▶ [Directions for this task] Across the listing below, state how many lines hold the string "Security"; write nothing but that number.

▶ [Material shown]
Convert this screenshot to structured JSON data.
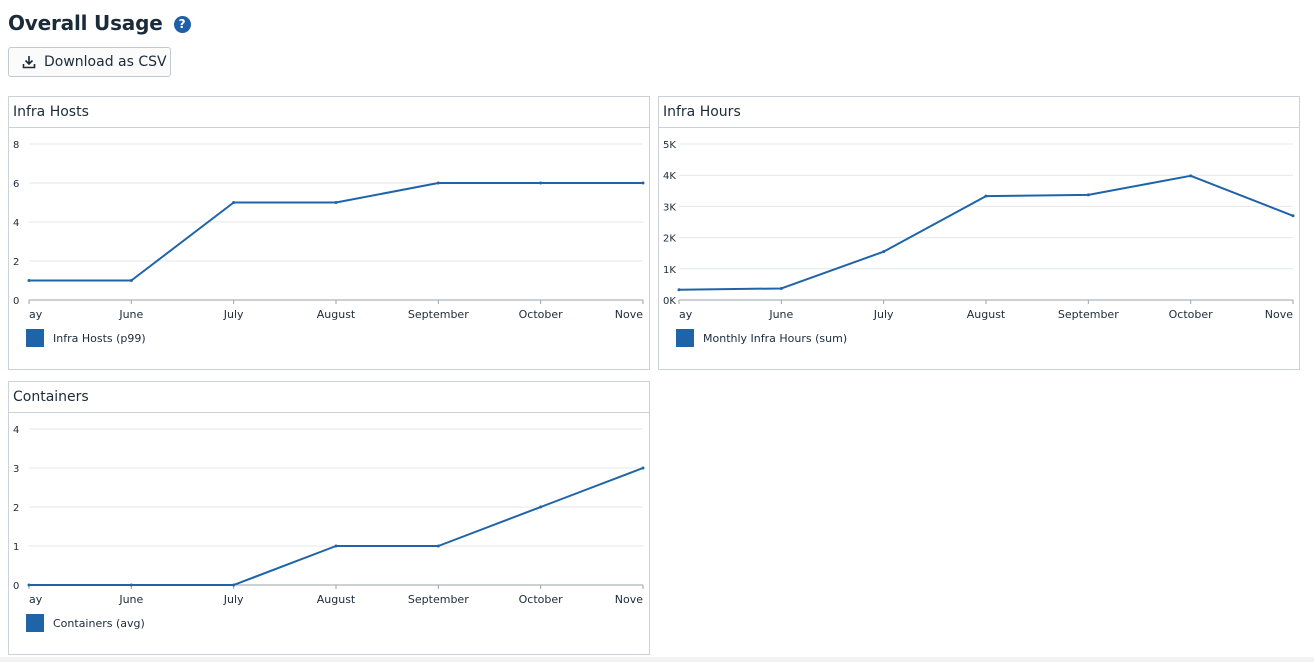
{
  "page": {
    "title": "Overall Usage",
    "help_icon": "question-circle-icon",
    "download_label": "Download as CSV",
    "download_icon": "download-icon"
  },
  "colors": {
    "series": "#1f64a8",
    "grid": "#e4e7eb",
    "axis": "#9aa3ad",
    "text": "#1c2b39"
  },
  "charts": [
    {
      "title": "Infra Hosts",
      "legend": "Infra Hosts (p99)",
      "chart_data": {
        "type": "line",
        "x": [
          "May",
          "June",
          "July",
          "August",
          "September",
          "October",
          "November"
        ],
        "x_tick_labels": [
          "ay",
          "June",
          "July",
          "August",
          "September",
          "October",
          "Nove"
        ],
        "series": [
          {
            "name": "Infra Hosts (p99)",
            "values": [
              1,
              1,
              5,
              5,
              6,
              6,
              6
            ]
          }
        ],
        "ylim": [
          0,
          8
        ],
        "y_ticks": [
          0,
          2,
          4,
          6,
          8
        ],
        "y_tick_labels": [
          "0",
          "2",
          "4",
          "6",
          "8"
        ],
        "grid": true
      }
    },
    {
      "title": "Infra Hours",
      "legend": "Monthly Infra Hours (sum)",
      "chart_data": {
        "type": "line",
        "x": [
          "May",
          "June",
          "July",
          "August",
          "September",
          "October",
          "November"
        ],
        "x_tick_labels": [
          "ay",
          "June",
          "July",
          "August",
          "September",
          "October",
          "Nove"
        ],
        "series": [
          {
            "name": "Monthly Infra Hours (sum)",
            "values": [
              330,
              370,
              1550,
              3330,
              3370,
              3980,
              2700
            ]
          }
        ],
        "ylim": [
          0,
          5000
        ],
        "y_ticks": [
          0,
          1000,
          2000,
          3000,
          4000,
          5000
        ],
        "y_tick_labels": [
          "0K",
          "1K",
          "2K",
          "3K",
          "4K",
          "5K"
        ],
        "grid": true
      }
    },
    {
      "title": "Containers",
      "legend": "Containers (avg)",
      "chart_data": {
        "type": "line",
        "x": [
          "May",
          "June",
          "July",
          "August",
          "September",
          "October",
          "November"
        ],
        "x_tick_labels": [
          "ay",
          "June",
          "July",
          "August",
          "September",
          "October",
          "Nove"
        ],
        "series": [
          {
            "name": "Containers (avg)",
            "values": [
              0,
              0,
              0,
              1,
              1,
              2,
              3
            ]
          }
        ],
        "ylim": [
          0,
          4
        ],
        "y_ticks": [
          0,
          1,
          2,
          3,
          4
        ],
        "y_tick_labels": [
          "0",
          "1",
          "2",
          "3",
          "4"
        ],
        "grid": true
      }
    }
  ]
}
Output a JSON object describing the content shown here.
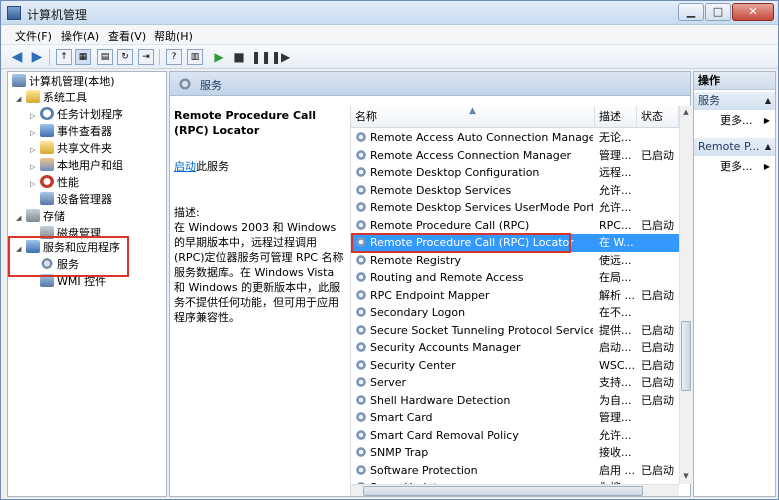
{
  "window": {
    "title": "计算机管理"
  },
  "menu": [
    {
      "label": "文件(F)"
    },
    {
      "label": "操作(A)"
    },
    {
      "label": "查看(V)"
    },
    {
      "label": "帮助(H)"
    }
  ],
  "tree": [
    {
      "label": "计算机管理(本地)",
      "icon": "computer-icon"
    },
    {
      "label": "系统工具",
      "icon": "tools-icon"
    },
    {
      "label": "任务计划程序",
      "icon": "clock-icon"
    },
    {
      "label": "事件查看器",
      "icon": "event-icon"
    },
    {
      "label": "共享文件夹",
      "icon": "folder-icon"
    },
    {
      "label": "本地用户和组",
      "icon": "users-icon"
    },
    {
      "label": "性能",
      "icon": "performance-icon"
    },
    {
      "label": "设备管理器",
      "icon": "device-icon"
    },
    {
      "label": "存储",
      "icon": "storage-icon"
    },
    {
      "label": "磁盘管理",
      "icon": "disk-icon"
    },
    {
      "label": "服务和应用程序",
      "icon": "apps-icon"
    },
    {
      "label": "服务",
      "icon": "gear-icon"
    },
    {
      "label": "WMI 控件",
      "icon": "wmi-icon"
    }
  ],
  "middle": {
    "header": "服务",
    "detail_title": "Remote Procedure Call (RPC) Locator",
    "start_link": "启动",
    "start_suffix": "此服务",
    "desc_label": "描述:",
    "desc_text": "在 Windows 2003 和 Windows 的早期版本中，远程过程调用(RPC)定位器服务可管理 RPC 名称服务数据库。在 Windows Vista 和 Windows 的更新版本中，此服务不提供任何功能，但可用于应用程序兼容性。"
  },
  "columns": {
    "name": "名称",
    "desc": "描述",
    "status": "状态"
  },
  "services": [
    {
      "name": "Remote Access Auto Connection Manager",
      "desc": "无论...",
      "status": ""
    },
    {
      "name": "Remote Access Connection Manager",
      "desc": "管理...",
      "status": "已启动"
    },
    {
      "name": "Remote Desktop Configuration",
      "desc": "远程...",
      "status": ""
    },
    {
      "name": "Remote Desktop Services",
      "desc": "允许...",
      "status": ""
    },
    {
      "name": "Remote Desktop Services UserMode Port R...",
      "desc": "允许...",
      "status": ""
    },
    {
      "name": "Remote Procedure Call (RPC)",
      "desc": "RPC...",
      "status": "已启动"
    },
    {
      "name": "Remote Procedure Call (RPC) Locator",
      "desc": "在 W...",
      "status": ""
    },
    {
      "name": "Remote Registry",
      "desc": "使远...",
      "status": ""
    },
    {
      "name": "Routing and Remote Access",
      "desc": "在局...",
      "status": ""
    },
    {
      "name": "RPC Endpoint Mapper",
      "desc": "解析 ...",
      "status": "已启动"
    },
    {
      "name": "Secondary Logon",
      "desc": "在不...",
      "status": ""
    },
    {
      "name": "Secure Socket Tunneling Protocol Service",
      "desc": "提供...",
      "status": "已启动"
    },
    {
      "name": "Security Accounts Manager",
      "desc": "启动...",
      "status": "已启动"
    },
    {
      "name": "Security Center",
      "desc": "WSC...",
      "status": "已启动"
    },
    {
      "name": "Server",
      "desc": "支持...",
      "status": "已启动"
    },
    {
      "name": "Shell Hardware Detection",
      "desc": "为自...",
      "status": "已启动"
    },
    {
      "name": "Smart Card",
      "desc": "管理...",
      "status": ""
    },
    {
      "name": "Smart Card Removal Policy",
      "desc": "允许...",
      "status": ""
    },
    {
      "name": "SNMP Trap",
      "desc": "接收...",
      "status": ""
    },
    {
      "name": "Software Protection",
      "desc": "启用 ...",
      "status": "已启动"
    },
    {
      "name": "SogouUpdate",
      "desc": "为搜...",
      "status": ""
    }
  ],
  "actions": {
    "title": "操作",
    "section1": "服务",
    "more1": "更多...",
    "section2": "Remote P...",
    "more2": "更多..."
  },
  "colors": {
    "selection": "#3399ff",
    "highlight_box": "#d9342b"
  }
}
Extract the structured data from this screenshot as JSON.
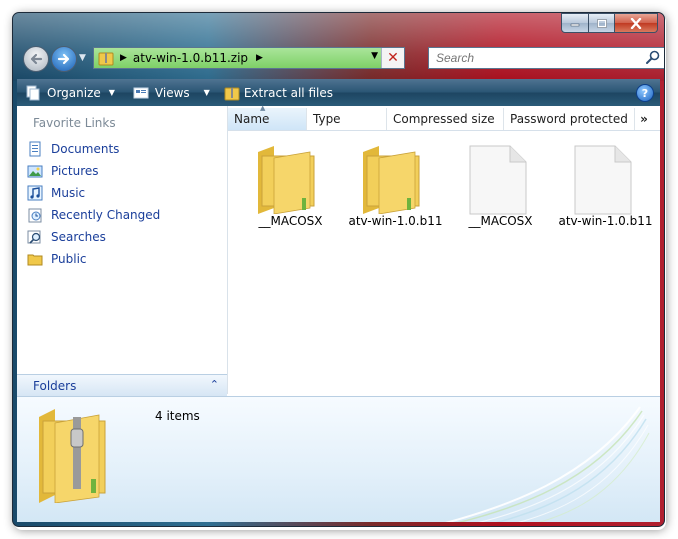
{
  "window": {
    "caption_buttons": [
      "minimize-icon",
      "maximize-icon",
      "close-icon"
    ]
  },
  "navigation": {
    "address_path": "atv-win-1.0.b11.zip",
    "search_placeholder": "Search"
  },
  "toolbar": {
    "organize_label": "Organize",
    "views_label": "Views",
    "extract_label": "Extract all files",
    "help_label": "?"
  },
  "sidebar": {
    "heading": "Favorite Links",
    "items": [
      {
        "label": "Documents",
        "icon": "documents-icon"
      },
      {
        "label": "Pictures",
        "icon": "pictures-icon"
      },
      {
        "label": "Music",
        "icon": "music-icon"
      },
      {
        "label": "Recently Changed",
        "icon": "recently-changed-icon"
      },
      {
        "label": "Searches",
        "icon": "searches-icon"
      },
      {
        "label": "Public",
        "icon": "public-folder-icon"
      }
    ],
    "folders_label": "Folders"
  },
  "columns": [
    "Name",
    "Type",
    "Compressed size",
    "Password protected",
    "»"
  ],
  "files": [
    {
      "name": "__MACOSX",
      "kind": "folder"
    },
    {
      "name": "atv-win-1.0.b11",
      "kind": "folder"
    },
    {
      "name": "__MACOSX",
      "kind": "file"
    },
    {
      "name": "atv-win-1.0.b11",
      "kind": "file"
    }
  ],
  "details": {
    "item_count": "4 items"
  },
  "colors": {
    "toolbar": "#2b5675",
    "address_bar": "#8ed879",
    "link_text": "#1a3e9a",
    "folder_yellow": "#f0c84a"
  }
}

▶ [Reply] 2